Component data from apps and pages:
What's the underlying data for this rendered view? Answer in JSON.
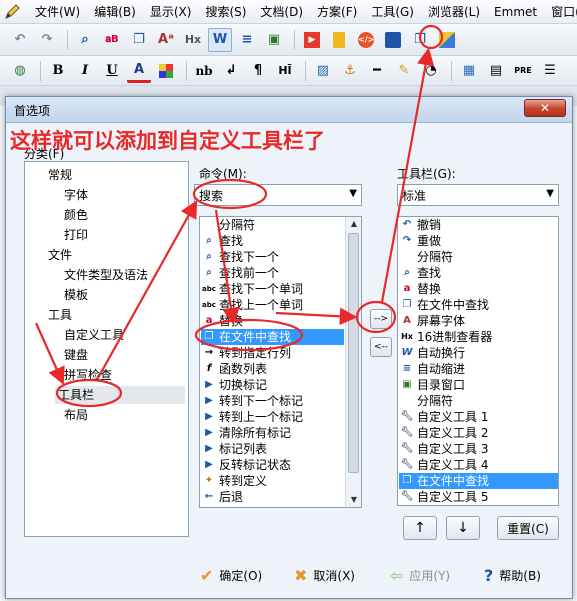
{
  "menu": {
    "items": [
      "文件(W)",
      "编辑(B)",
      "显示(X)",
      "搜索(S)",
      "文档(D)",
      "方案(F)",
      "工具(G)",
      "浏览器(L)",
      "Emmet",
      "窗口(K)"
    ]
  },
  "toolbar2_labels": {
    "bold": "B",
    "italic": "I",
    "underline": "U",
    "font": "A",
    "nb": "nb",
    "hr": "HĪ",
    "pre": "PRE"
  },
  "dialog": {
    "title": "首选项",
    "close": "✕",
    "category_label": "分类(F)",
    "categories": [
      "常规",
      "字体",
      "颜色",
      "打印",
      "文件",
      "文件类型及语法",
      "模板",
      "工具",
      "自定义工具",
      "键盘",
      "拼写检查",
      "工具栏",
      "布局"
    ],
    "command_label": "命令(M):",
    "command_combo": "搜索",
    "commands": [
      "分隔符",
      "查找",
      "查找下一个",
      "查找前一个",
      "查找下一个单词",
      "查找上一个单词",
      "替换",
      "在文件中查找",
      "转到指定行列",
      "函数列表",
      "切换标记",
      "转到下一个标记",
      "转到上一个标记",
      "清除所有标记",
      "标记列表",
      "反转标记状态",
      "转到定义",
      "后退"
    ],
    "toolbar_label": "工具栏(G):",
    "toolbar_combo": "标准",
    "toolbar_items": [
      "撤销",
      "重做",
      "分隔符",
      "查找",
      "替换",
      "在文件中查找",
      "屏幕字体",
      "16进制查看器",
      "自动换行",
      "自动缩进",
      "目录窗口",
      "分隔符",
      "自定义工具  1",
      "自定义工具  2",
      "自定义工具  3",
      "自定义工具  4",
      "在文件中查找",
      "自定义工具  5"
    ],
    "add_button": "-->",
    "remove_button": "<--",
    "up_button": "↑",
    "down_button": "↓",
    "reset_button": "重置(C)",
    "ok": "确定(O)",
    "cancel": "取消(X)",
    "apply": "应用(Y)",
    "help": "帮助(B)"
  },
  "annotation": "这样就可以添加到自定义工具栏了",
  "colors": {
    "annotation": "#e8292a",
    "selection": "#3399ff",
    "close": "#c5432a"
  }
}
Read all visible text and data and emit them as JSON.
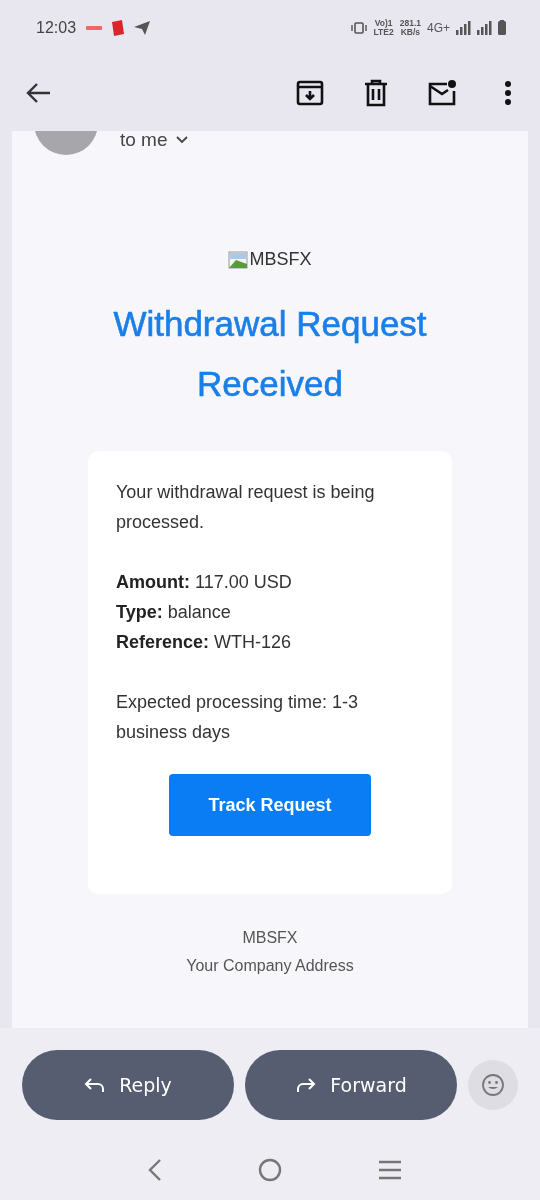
{
  "status_bar": {
    "time": "12:03",
    "volte": "Vo)1",
    "lte": "LTE2",
    "speed": "281.1",
    "speed_unit": "KB/s",
    "network": "4G+"
  },
  "toolbar": {
    "actions": [
      {
        "kind": "archive"
      },
      {
        "kind": "delete"
      },
      {
        "kind": "unread"
      },
      {
        "kind": "more"
      }
    ]
  },
  "message": {
    "recipient": "to me",
    "logo_alt": "MBSFX",
    "title": "Withdrawal Request Received",
    "paragraphs": [
      "Your withdrawal request is being processed."
    ],
    "details": [
      "**Amount:** 117.00 USD",
      "**Type:** balance",
      "**Reference:** WTH-126"
    ],
    "note": "Expected processing time: 1-3 business days",
    "button": "Track Request",
    "footer": [
      "MBSFX",
      "Your Company Address"
    ]
  },
  "actions": [
    {
      "kind": "reply",
      "label": "Reply"
    },
    {
      "kind": "forward",
      "label": "Forward"
    }
  ]
}
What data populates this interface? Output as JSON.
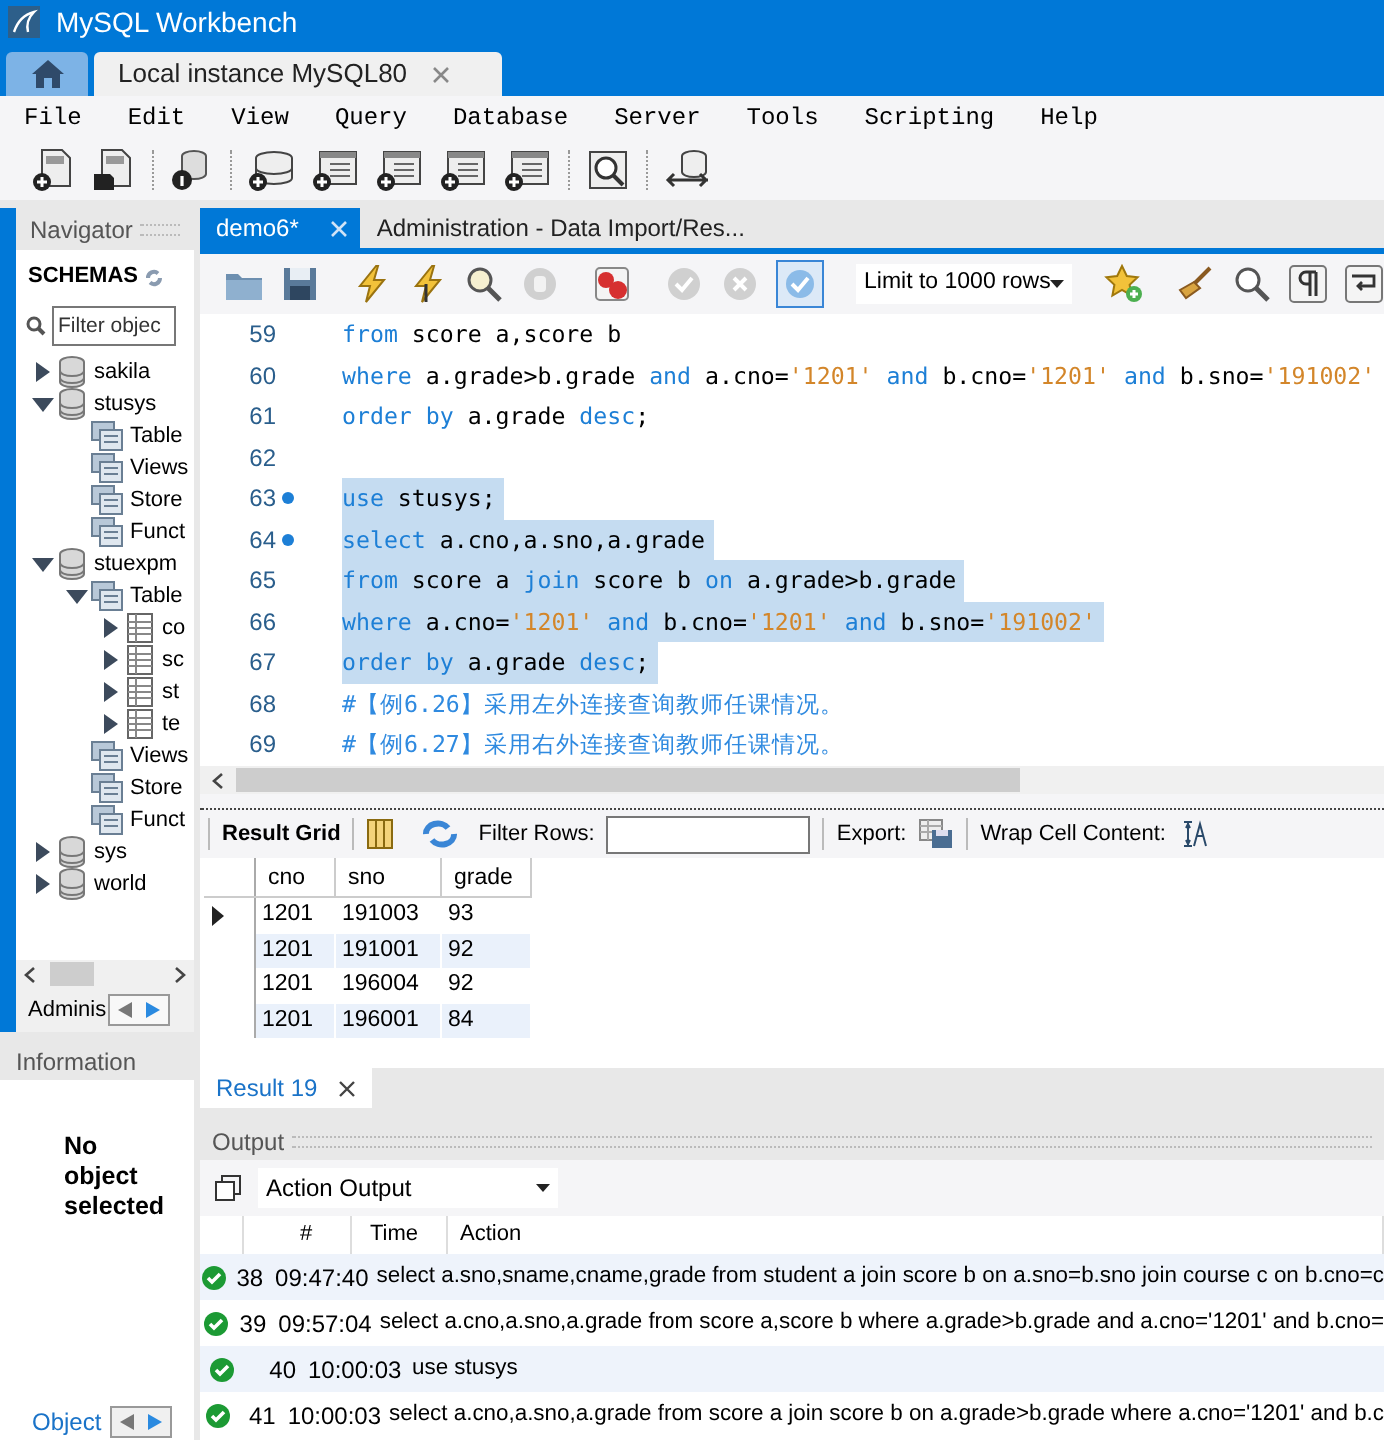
{
  "window": {
    "title": "MySQL Workbench"
  },
  "connection_tabs": [
    {
      "label": "Local instance MySQL80",
      "selected": true
    }
  ],
  "menu": [
    "File",
    "Edit",
    "View",
    "Query",
    "Database",
    "Server",
    "Tools",
    "Scripting",
    "Help"
  ],
  "navigator": {
    "title": "Navigator",
    "section": "SCHEMAS",
    "filter_placeholder": "Filter objec",
    "tree": [
      {
        "label": "sakila",
        "kind": "schema",
        "expanded": false
      },
      {
        "label": "stusys",
        "kind": "schema",
        "expanded": true,
        "children": [
          {
            "label": "Table",
            "kind": "folder"
          },
          {
            "label": "Views",
            "kind": "folder"
          },
          {
            "label": "Store",
            "kind": "folder"
          },
          {
            "label": "Funct",
            "kind": "folder"
          }
        ]
      },
      {
        "label": "stuexpm",
        "kind": "schema",
        "expanded": true,
        "children": [
          {
            "label": "Table",
            "kind": "folder",
            "expanded": true,
            "children": [
              {
                "label": "co",
                "kind": "table",
                "expanded": false
              },
              {
                "label": "sc",
                "kind": "table",
                "expanded": false
              },
              {
                "label": "st",
                "kind": "table",
                "expanded": false
              },
              {
                "label": "te",
                "kind": "table",
                "expanded": false
              }
            ]
          },
          {
            "label": "Views",
            "kind": "folder"
          },
          {
            "label": "Store",
            "kind": "folder"
          },
          {
            "label": "Funct",
            "kind": "folder"
          }
        ]
      },
      {
        "label": "sys",
        "kind": "schema",
        "expanded": false
      },
      {
        "label": "world",
        "kind": "schema",
        "expanded": false
      }
    ],
    "bottom_tab": "Adminis"
  },
  "information": {
    "title": "Information",
    "message": "No object selected",
    "bottom_tab": "Object"
  },
  "editor": {
    "tabs": [
      {
        "label": "demo6*",
        "selected": true
      },
      {
        "label": "Administration - Data Import/Res...",
        "selected": false
      }
    ],
    "limit": "Limit to 1000 rows",
    "lines": [
      {
        "number": "59",
        "selected": false,
        "marker": false,
        "segments": [
          {
            "text": "from",
            "kind": "keyword"
          },
          {
            "text": " score a,score b",
            "kind": "plain"
          }
        ]
      },
      {
        "number": "60",
        "selected": false,
        "marker": false,
        "segments": [
          {
            "text": "where",
            "kind": "keyword"
          },
          {
            "text": " a.grade>b.grade ",
            "kind": "plain"
          },
          {
            "text": "and",
            "kind": "keyword"
          },
          {
            "text": " a.cno=",
            "kind": "plain"
          },
          {
            "text": "'1201'",
            "kind": "string"
          },
          {
            "text": " and",
            "kind": "keyword"
          },
          {
            "text": " b.cno=",
            "kind": "plain"
          },
          {
            "text": "'1201'",
            "kind": "string"
          },
          {
            "text": " and",
            "kind": "keyword"
          },
          {
            "text": " b.sno=",
            "kind": "plain"
          },
          {
            "text": "'191002'",
            "kind": "string"
          }
        ]
      },
      {
        "number": "61",
        "selected": false,
        "marker": false,
        "segments": [
          {
            "text": "order by",
            "kind": "keyword"
          },
          {
            "text": " a.grade ",
            "kind": "plain"
          },
          {
            "text": "desc",
            "kind": "keyword"
          },
          {
            "text": ";",
            "kind": "plain"
          }
        ]
      },
      {
        "number": "62",
        "selected": false,
        "marker": false
      },
      {
        "number": "63",
        "selected": true,
        "marker": true,
        "segments": [
          {
            "text": "use",
            "kind": "keyword"
          },
          {
            "text": " stusys;",
            "kind": "plain"
          }
        ]
      },
      {
        "number": "64",
        "selected": true,
        "marker": true,
        "segments": [
          {
            "text": "select",
            "kind": "keyword"
          },
          {
            "text": " a.cno,a.sno,a.grade",
            "kind": "plain"
          }
        ]
      },
      {
        "number": "65",
        "selected": true,
        "marker": false,
        "segments": [
          {
            "text": "from",
            "kind": "keyword"
          },
          {
            "text": " score a ",
            "kind": "plain"
          },
          {
            "text": "join",
            "kind": "keyword"
          },
          {
            "text": " score b ",
            "kind": "plain"
          },
          {
            "text": "on",
            "kind": "keyword"
          },
          {
            "text": " a.grade>b.grade",
            "kind": "plain"
          }
        ]
      },
      {
        "number": "66",
        "selected": true,
        "marker": false,
        "segments": [
          {
            "text": "where",
            "kind": "keyword"
          },
          {
            "text": " a.cno=",
            "kind": "plain"
          },
          {
            "text": "'1201'",
            "kind": "string"
          },
          {
            "text": " and",
            "kind": "keyword"
          },
          {
            "text": " b.cno=",
            "kind": "plain"
          },
          {
            "text": "'1201'",
            "kind": "string"
          },
          {
            "text": " and",
            "kind": "keyword"
          },
          {
            "text": " b.sno=",
            "kind": "plain"
          },
          {
            "text": "'191002'",
            "kind": "string"
          }
        ]
      },
      {
        "number": "67",
        "selected": true,
        "marker": false,
        "segments": [
          {
            "text": "order by",
            "kind": "keyword"
          },
          {
            "text": " a.grade ",
            "kind": "plain"
          },
          {
            "text": "desc",
            "kind": "keyword"
          },
          {
            "text": ";",
            "kind": "plain"
          }
        ]
      },
      {
        "number": "68",
        "selected": false,
        "marker": false,
        "segments": [
          {
            "text": "#【例6.26】采用左外连接查询教师任课情况。",
            "kind": "comment"
          }
        ]
      },
      {
        "number": "69",
        "selected": false,
        "marker": false,
        "segments": [
          {
            "text": "#【例6.27】采用右外连接查询教师任课情况。",
            "kind": "comment"
          }
        ]
      }
    ]
  },
  "result": {
    "grid_label": "Result Grid",
    "filter_label": "Filter Rows:",
    "export_label": "Export:",
    "wrap_label": "Wrap Cell Content:",
    "columns": [
      "cno",
      "sno",
      "grade"
    ],
    "rows": [
      {
        "cells": [
          "1201",
          "191003",
          "93"
        ],
        "current": true
      },
      {
        "cells": [
          "1201",
          "191001",
          "92"
        ],
        "current": false
      },
      {
        "cells": [
          "1201",
          "196004",
          "92"
        ],
        "current": false
      },
      {
        "cells": [
          "1201",
          "196001",
          "84"
        ],
        "current": false
      }
    ],
    "tabs": [
      {
        "label": "Result 19",
        "selected": true
      }
    ]
  },
  "output": {
    "title": "Output",
    "mode": "Action Output",
    "columns": [
      "#",
      "Time",
      "Action"
    ],
    "rows": [
      {
        "success": true,
        "number": "38",
        "time": "09:47:40",
        "action": "select a.sno,sname,cname,grade from student a join score b on a.sno=b.sno join course c on b.cno=c"
      },
      {
        "success": true,
        "number": "39",
        "time": "09:57:04",
        "action": "select a.cno,a.sno,a.grade from score a,score b where a.grade>b.grade and a.cno='1201' and b.cno="
      },
      {
        "success": true,
        "number": "40",
        "time": "10:00:03",
        "action": "use stusys"
      },
      {
        "success": true,
        "number": "41",
        "time": "10:00:03",
        "action": "select a.cno,a.sno,a.grade from score a join score b on a.grade>b.grade where a.cno='1201' and b.c"
      }
    ]
  }
}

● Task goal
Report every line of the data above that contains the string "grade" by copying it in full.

● Solution to this problem
            "text": " a.grade>b.grade ",
            "text": " a.grade ",
            "text": " a.cno,a.sno,a.grade",
            "text": " a.grade>b.grade",
            "text": " a.grade ",
      "grade"
        "action": "select a.sno,sname,cname,grade from student a join score b on a.sno=b.sno join course c on b.cno=c"
        "action": "select a.cno,a.sno,a.grade from score a,score b where a.grade>b.grade and a.cno='1201' and b.cno="
        "action": "select a.cno,a.sno,a.grade from score a join score b on a.grade>b.grade where a.cno='1201' and b.c"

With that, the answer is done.